As the U. S. Supreme Court puts an end to racially-based, affirmative action—a case involving the University of North Carolina at Chapel Hill—we might recall the time when universities intended admission preferences not as a tool of inclusion but rather exclusion. African Americans were denied admission by law to white campuses while Jews confronted quotas that limited their enrollment.
The numeru s clausus (Latin, closed number), a Jewish quota, was common in European universities, but by the 1920s, elite northern colleges like Harvard, Yale, and Columbia began responding to what Harvard president Abbott Lawrence Lowell called the “Jewish problem.” After the mass migration of over two million Jews from the 1880s to 1920s, the second generation began applying to northern colleges in disproportionate numbers, at some urban northern schools rising to 20 or even 40 percent of enrollment. Rather than impose outright anti-Jewish quotas, Yale and Harvard limited Jewish enrollment by other means, introducing geographical or “character” considerations that would exclude Jews without a specifically religious disqualification. In their private correspondence university deans and presidents spoke their prejudices. A Yale dean wrote, “Never admit more than five Jews, and take no blacks at all.” Admissions would be skewered to limit the Jews on their campuses. Statistics demonstrate their success.
Northern Jews turned to southern campuses where quotas were not so blatantly felt, especially in states without large Jewish populations. Admission standards were also regarded as easier and more liberal. State universities like Alabama saw their out-of-state Jewish enrollment spike. No school was more attractive than Chapel Hill under liberal chancellor Frank Porter Graham which had by then a reputation for progressivism. In 1936 15 percent of UNC’s entering class was Jewish although Jews comprised less than one percent of the state’s population. It became the school of choice for the state’s Jewish males (while women turned to Woman’s College—now UNC-Greensboro). Statistics at Duke University in the 1930s suggest a quota was in effect there: over a seven year period Duke’s Jewish enrollment remained consistently below 3 percent although the medical school maintained a more liberal 15 percent quota.
The quota question in North Carolina reached its climax in 1933 when a northern Jewish student married to a Durham woman complained to UNC President Graham that he had been denied admission to UNC’s two-year medical school by a quota. Graham called in Dean Isaac Manning who admitted that he kept a 10 percent Jewish quota—only four Jewish students—but exempting in-state Jews. The dean argued that he could not place Jewish students in four-year medical schools because of the quota system. Graham ordered Manning to admit the Jewish student, but, supported by all but one of his faculty as well as by alumni groups, Manning stood his ground. He claimed that he was defending academic freedom. The case drew national headlines at a time when anti-Semitic Nazi propaganda was rampant in the United States. Graham ordered the student admitted which led Dean Manning to resign. Jews across the country hailed Graham as a hero. Always a friend of the Jewish people, Graham was instrumental in bringing Hillel to campus and was an outspoken advocate of European Jewish immigration in the Nazi era as well as a prominent Christian Zionist.
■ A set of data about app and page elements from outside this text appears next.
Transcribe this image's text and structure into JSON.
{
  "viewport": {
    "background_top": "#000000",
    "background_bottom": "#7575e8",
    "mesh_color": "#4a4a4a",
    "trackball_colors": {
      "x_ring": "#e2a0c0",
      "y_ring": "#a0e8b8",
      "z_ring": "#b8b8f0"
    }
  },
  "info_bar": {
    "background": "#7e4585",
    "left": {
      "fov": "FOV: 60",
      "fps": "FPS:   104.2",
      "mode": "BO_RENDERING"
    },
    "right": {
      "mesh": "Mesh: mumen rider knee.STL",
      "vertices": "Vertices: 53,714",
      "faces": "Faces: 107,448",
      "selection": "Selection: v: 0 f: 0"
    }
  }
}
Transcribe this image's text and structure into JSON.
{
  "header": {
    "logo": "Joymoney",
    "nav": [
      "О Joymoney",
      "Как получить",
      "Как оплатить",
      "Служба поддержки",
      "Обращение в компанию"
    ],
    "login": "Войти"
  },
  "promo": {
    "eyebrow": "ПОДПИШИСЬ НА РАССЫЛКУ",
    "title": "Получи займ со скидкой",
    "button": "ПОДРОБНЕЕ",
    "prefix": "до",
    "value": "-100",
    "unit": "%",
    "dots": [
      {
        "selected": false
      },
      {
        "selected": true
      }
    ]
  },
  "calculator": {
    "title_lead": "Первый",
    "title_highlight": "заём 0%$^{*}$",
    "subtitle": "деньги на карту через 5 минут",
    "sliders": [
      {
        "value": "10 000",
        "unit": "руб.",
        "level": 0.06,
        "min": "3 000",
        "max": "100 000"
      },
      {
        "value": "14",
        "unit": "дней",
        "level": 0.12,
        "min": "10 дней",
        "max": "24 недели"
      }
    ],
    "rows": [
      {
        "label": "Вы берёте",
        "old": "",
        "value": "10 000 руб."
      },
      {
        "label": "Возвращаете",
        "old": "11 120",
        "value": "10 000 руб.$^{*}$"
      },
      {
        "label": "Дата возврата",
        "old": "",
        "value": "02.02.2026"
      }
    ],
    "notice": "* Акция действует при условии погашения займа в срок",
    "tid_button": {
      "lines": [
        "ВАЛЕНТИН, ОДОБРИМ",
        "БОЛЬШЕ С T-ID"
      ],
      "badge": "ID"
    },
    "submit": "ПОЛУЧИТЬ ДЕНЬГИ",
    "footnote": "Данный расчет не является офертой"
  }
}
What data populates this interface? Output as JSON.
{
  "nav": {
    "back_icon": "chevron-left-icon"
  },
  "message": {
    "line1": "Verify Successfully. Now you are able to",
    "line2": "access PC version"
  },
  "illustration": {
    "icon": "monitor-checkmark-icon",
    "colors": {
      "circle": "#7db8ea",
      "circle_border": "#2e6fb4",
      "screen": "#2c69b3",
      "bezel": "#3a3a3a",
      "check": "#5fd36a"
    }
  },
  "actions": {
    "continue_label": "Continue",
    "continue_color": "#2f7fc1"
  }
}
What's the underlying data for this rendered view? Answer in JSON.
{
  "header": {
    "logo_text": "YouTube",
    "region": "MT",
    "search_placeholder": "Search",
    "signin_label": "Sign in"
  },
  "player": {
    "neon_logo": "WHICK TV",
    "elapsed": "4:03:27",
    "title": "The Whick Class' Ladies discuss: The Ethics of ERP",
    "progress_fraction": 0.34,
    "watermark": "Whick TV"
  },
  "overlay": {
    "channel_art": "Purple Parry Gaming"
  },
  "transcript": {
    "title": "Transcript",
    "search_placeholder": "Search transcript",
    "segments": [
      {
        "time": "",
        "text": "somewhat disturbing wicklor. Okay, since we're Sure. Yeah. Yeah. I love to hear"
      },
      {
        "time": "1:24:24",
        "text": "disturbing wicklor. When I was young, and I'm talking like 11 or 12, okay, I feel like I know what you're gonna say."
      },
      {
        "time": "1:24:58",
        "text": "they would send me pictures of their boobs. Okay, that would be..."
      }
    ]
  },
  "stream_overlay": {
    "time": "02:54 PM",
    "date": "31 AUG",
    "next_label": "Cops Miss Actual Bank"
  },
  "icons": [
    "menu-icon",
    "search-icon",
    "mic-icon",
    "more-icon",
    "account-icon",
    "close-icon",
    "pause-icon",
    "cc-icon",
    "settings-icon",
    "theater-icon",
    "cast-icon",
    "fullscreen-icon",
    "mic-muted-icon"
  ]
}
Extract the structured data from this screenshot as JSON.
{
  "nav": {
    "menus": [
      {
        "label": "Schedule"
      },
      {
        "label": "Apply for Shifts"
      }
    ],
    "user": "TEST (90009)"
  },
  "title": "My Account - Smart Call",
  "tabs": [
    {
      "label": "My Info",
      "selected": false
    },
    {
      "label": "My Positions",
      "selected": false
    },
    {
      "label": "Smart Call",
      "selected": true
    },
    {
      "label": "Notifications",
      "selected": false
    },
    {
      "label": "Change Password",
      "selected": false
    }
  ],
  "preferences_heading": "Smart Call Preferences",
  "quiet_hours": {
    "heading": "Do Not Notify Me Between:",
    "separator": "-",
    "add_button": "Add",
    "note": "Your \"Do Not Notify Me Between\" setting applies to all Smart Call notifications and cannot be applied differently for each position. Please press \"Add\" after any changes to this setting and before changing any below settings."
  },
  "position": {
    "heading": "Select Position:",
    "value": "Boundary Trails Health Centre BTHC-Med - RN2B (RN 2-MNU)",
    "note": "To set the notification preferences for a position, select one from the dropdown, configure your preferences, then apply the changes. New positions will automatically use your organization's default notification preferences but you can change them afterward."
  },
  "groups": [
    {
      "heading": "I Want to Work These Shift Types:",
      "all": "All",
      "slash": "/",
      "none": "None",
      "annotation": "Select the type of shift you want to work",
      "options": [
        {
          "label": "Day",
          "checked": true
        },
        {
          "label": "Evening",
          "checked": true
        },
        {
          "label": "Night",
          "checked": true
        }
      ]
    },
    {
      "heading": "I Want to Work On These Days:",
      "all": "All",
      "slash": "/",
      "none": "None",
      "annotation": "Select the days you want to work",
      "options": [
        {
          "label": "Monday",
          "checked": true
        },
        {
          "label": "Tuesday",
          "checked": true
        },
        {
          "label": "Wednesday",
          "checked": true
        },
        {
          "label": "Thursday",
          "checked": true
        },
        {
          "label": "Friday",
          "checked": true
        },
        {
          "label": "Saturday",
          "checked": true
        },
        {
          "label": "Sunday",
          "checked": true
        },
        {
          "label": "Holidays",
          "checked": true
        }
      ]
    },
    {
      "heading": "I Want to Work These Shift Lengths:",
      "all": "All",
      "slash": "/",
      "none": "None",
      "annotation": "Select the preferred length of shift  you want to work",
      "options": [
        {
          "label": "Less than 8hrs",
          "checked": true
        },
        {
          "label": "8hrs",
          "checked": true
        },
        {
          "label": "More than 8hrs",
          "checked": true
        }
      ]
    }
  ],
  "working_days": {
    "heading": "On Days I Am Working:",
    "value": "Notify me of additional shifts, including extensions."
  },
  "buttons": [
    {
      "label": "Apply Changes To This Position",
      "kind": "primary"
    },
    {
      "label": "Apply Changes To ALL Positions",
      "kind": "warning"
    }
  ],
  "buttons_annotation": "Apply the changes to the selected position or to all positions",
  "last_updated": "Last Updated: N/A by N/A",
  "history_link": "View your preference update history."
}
Jewish enrollment at Duke would remain consistently at about 5 percent. With racial integration in the 1960s Duke stopped asking a religious preference question on its application and Jewish enrollment rose to as high as 20 percent. Today affirmative action is intended not as an instrument of exclusion but of inclusion. If Jewish enrollment as a percentage of student bodies is declining, that owes more to changing demographics, the rise of Asian-American population as well as the advent of students of Latinx and African descent.
For more on the celebrated UNC medical school case of 1933, see Edward Halperin, “Frank Porter Graham, Isaac Hall Manning, and the Jewish Quota at University of North Carolina Medical School,” North Carolina Historical Review 67,4(Oct 1990), 385-410.